◆ ACTIVITY: Across the records that follow, count each line holding "into", and write only the total.

◆ DATA SUPPLIED:
○ ○ ○ ○ ○ ○ ○

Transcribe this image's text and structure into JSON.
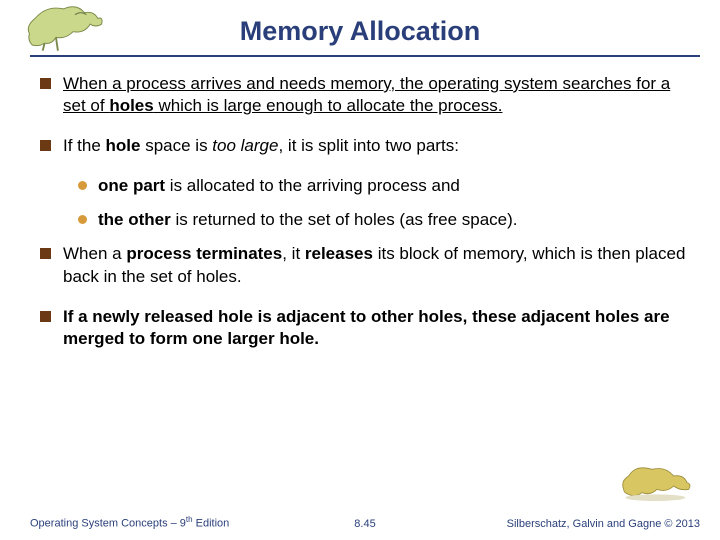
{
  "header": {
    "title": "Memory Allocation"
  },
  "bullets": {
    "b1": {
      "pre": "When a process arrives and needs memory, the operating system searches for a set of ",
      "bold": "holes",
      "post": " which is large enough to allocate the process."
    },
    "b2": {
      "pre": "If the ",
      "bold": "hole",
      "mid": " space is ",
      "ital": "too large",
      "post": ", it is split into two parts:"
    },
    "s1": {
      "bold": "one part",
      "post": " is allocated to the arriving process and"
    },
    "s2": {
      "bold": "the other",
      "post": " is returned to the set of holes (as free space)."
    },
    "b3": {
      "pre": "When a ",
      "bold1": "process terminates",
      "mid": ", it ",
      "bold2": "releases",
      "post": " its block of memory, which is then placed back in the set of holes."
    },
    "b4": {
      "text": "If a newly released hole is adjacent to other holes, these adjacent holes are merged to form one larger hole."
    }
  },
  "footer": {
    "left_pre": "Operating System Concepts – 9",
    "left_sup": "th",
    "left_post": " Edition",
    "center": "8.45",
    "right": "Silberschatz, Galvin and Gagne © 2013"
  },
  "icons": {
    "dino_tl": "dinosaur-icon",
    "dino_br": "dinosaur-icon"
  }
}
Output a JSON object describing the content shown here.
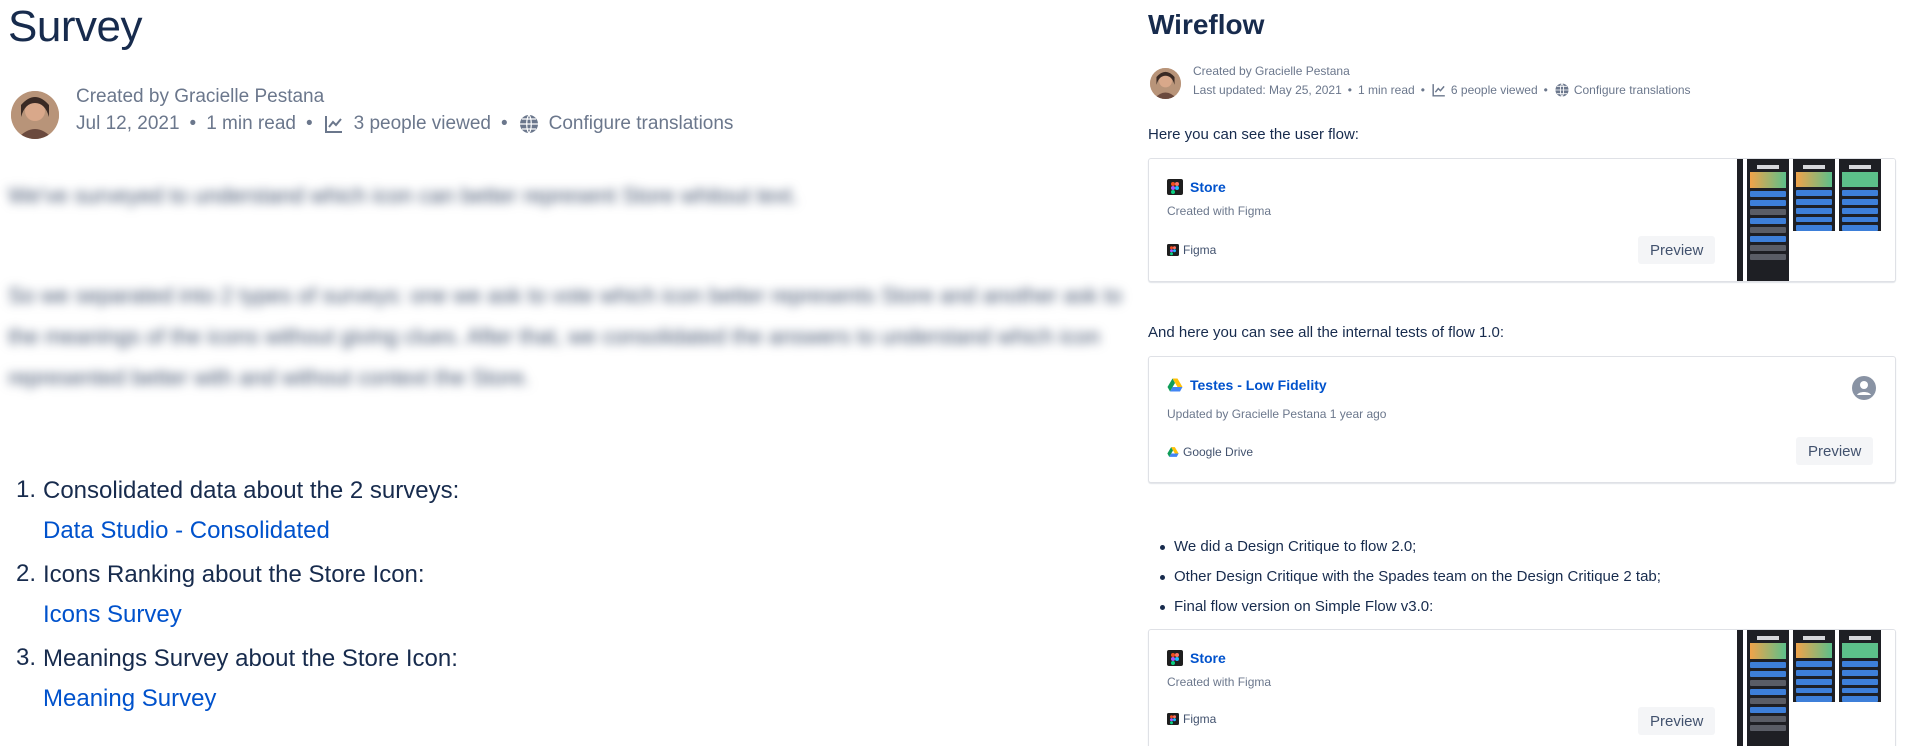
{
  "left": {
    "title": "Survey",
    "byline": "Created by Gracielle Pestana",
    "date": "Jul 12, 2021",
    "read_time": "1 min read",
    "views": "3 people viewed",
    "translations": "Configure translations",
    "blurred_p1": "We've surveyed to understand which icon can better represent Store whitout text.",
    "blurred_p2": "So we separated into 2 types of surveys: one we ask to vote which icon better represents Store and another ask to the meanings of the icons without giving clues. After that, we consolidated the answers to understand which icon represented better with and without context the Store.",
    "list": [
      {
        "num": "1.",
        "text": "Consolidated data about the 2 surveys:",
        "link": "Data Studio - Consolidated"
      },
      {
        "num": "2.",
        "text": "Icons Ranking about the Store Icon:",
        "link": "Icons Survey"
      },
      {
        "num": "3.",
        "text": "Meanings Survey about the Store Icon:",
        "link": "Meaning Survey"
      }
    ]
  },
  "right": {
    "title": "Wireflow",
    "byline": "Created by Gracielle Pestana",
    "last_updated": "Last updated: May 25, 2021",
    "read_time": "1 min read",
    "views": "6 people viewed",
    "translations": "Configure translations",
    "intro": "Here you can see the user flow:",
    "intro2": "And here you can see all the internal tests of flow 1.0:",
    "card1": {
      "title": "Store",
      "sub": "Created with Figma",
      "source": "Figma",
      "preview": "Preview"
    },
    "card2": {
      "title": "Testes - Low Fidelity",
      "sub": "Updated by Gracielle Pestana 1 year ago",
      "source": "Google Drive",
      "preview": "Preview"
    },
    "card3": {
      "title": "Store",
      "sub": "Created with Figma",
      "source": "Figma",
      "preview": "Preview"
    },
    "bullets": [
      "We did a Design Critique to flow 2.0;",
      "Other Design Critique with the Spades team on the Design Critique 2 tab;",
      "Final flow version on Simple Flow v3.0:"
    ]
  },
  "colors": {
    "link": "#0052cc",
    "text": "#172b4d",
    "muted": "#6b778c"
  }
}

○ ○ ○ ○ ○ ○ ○

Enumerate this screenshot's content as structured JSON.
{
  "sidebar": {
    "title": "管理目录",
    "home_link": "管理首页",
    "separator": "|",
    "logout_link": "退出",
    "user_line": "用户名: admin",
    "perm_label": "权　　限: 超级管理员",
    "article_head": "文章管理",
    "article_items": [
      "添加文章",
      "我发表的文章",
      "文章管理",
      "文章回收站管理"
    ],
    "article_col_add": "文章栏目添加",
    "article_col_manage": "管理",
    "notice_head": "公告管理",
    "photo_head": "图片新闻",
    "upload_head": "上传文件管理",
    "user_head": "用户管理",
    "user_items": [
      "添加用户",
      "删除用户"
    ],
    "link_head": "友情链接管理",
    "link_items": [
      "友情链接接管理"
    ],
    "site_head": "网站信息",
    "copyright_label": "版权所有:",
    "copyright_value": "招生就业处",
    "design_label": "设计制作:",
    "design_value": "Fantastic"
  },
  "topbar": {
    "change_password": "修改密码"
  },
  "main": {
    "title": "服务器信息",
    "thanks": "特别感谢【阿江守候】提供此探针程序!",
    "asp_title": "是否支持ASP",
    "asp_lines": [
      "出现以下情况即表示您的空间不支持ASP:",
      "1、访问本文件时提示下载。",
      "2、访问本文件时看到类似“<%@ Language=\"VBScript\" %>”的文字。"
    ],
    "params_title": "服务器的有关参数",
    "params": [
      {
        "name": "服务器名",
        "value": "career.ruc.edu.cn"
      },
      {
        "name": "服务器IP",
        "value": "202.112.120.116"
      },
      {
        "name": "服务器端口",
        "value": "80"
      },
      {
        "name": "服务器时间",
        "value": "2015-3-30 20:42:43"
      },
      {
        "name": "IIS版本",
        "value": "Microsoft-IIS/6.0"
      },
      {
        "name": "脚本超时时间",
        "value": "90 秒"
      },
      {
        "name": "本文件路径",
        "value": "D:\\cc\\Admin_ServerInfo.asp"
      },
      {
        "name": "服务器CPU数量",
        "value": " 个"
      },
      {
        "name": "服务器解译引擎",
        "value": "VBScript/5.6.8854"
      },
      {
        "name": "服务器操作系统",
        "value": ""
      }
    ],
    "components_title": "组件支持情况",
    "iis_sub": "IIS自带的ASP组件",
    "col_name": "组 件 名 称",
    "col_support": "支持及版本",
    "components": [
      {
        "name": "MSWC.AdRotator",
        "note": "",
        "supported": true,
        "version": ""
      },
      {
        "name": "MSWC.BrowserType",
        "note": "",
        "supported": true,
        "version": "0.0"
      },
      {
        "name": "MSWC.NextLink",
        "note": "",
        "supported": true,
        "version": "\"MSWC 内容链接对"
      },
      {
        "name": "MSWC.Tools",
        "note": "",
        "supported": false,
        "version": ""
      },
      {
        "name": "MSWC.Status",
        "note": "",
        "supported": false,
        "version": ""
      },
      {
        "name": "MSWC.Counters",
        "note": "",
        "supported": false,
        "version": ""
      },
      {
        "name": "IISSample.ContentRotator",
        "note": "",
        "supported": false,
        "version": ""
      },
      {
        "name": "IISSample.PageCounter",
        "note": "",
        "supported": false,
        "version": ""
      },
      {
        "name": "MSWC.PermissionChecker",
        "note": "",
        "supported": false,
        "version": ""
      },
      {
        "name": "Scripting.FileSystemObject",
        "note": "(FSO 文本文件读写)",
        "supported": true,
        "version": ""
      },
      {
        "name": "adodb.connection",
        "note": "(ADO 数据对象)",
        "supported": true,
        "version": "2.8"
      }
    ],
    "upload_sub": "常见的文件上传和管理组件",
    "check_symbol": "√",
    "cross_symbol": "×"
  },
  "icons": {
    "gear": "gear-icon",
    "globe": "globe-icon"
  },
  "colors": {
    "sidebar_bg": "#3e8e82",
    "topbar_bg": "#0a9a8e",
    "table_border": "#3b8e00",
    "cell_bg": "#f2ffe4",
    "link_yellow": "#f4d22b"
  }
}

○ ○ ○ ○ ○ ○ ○

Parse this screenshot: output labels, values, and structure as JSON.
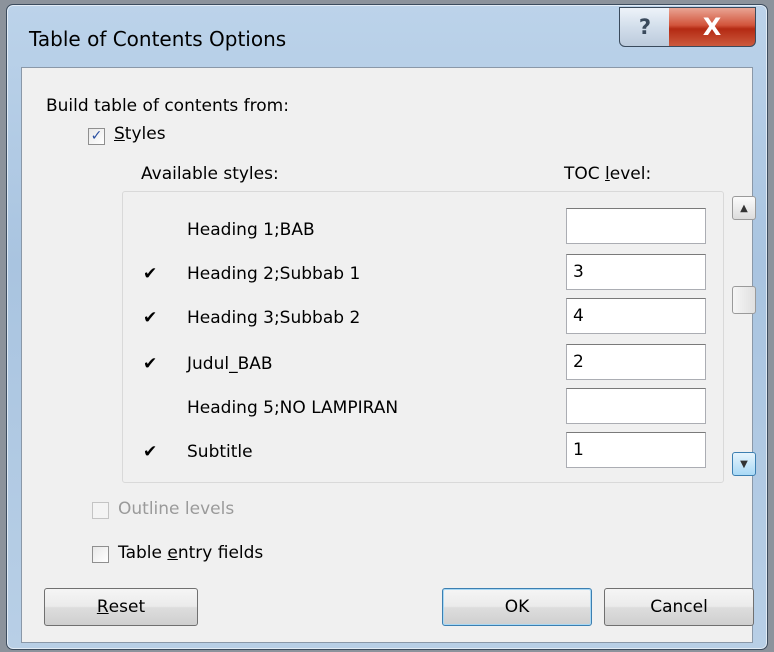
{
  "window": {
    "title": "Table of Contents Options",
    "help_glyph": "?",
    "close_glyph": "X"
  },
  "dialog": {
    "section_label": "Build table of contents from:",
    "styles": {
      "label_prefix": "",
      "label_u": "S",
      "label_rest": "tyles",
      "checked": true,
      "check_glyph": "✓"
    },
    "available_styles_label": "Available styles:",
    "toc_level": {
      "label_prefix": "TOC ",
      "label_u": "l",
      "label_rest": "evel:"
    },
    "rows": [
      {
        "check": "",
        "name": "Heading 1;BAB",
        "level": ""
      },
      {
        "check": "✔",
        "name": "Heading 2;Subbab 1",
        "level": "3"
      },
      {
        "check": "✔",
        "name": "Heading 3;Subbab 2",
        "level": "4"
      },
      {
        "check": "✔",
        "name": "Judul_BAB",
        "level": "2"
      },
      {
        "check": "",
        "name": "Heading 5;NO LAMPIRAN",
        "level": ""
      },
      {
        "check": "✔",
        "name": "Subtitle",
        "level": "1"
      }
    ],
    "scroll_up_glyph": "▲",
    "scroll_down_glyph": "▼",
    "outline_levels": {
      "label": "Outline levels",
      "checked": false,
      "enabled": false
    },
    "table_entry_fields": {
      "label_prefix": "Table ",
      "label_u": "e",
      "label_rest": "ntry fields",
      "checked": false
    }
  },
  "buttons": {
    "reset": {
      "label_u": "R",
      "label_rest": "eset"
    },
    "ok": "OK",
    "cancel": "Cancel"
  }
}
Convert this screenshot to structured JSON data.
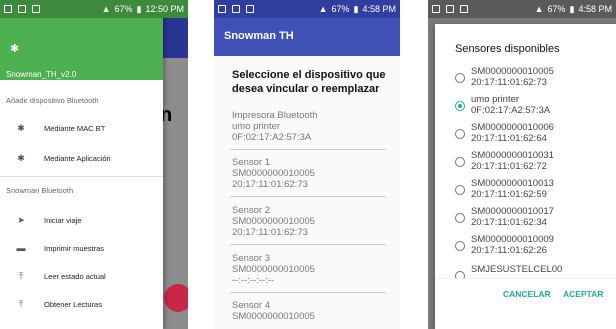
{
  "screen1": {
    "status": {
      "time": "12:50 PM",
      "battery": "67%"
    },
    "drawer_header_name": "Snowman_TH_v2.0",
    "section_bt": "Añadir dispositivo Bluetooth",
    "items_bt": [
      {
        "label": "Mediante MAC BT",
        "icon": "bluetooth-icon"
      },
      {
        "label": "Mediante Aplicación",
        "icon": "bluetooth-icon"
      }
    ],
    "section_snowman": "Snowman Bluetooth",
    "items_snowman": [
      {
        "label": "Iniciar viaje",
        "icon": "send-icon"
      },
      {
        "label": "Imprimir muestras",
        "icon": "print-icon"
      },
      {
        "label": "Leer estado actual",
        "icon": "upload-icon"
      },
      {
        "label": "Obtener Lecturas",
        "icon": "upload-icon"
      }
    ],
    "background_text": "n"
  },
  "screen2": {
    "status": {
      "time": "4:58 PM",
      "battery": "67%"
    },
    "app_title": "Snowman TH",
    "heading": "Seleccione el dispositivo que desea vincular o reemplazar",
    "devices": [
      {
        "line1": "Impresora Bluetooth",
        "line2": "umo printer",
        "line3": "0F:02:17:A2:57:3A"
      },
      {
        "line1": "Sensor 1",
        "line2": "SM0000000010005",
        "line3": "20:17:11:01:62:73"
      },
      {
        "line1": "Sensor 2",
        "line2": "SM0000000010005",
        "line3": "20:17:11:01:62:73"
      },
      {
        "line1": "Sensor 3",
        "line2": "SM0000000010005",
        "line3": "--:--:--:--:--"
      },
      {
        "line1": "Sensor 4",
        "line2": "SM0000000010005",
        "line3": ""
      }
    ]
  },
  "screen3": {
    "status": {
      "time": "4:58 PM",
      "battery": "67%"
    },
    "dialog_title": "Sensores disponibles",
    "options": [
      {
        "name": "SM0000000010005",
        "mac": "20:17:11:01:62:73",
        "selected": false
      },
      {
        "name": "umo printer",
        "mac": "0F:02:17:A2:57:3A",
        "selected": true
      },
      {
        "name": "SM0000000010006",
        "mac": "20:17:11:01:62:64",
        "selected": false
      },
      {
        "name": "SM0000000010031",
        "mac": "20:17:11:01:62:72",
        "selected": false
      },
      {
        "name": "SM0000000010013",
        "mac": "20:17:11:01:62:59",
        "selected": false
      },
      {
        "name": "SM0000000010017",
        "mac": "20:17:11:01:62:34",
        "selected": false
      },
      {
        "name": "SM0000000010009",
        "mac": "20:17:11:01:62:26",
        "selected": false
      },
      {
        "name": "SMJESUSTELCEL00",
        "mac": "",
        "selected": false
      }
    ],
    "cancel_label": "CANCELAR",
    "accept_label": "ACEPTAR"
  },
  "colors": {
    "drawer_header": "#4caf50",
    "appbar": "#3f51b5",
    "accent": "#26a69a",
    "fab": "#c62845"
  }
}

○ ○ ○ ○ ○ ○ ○

◆ RESULT OF THIS EXERCISE: 3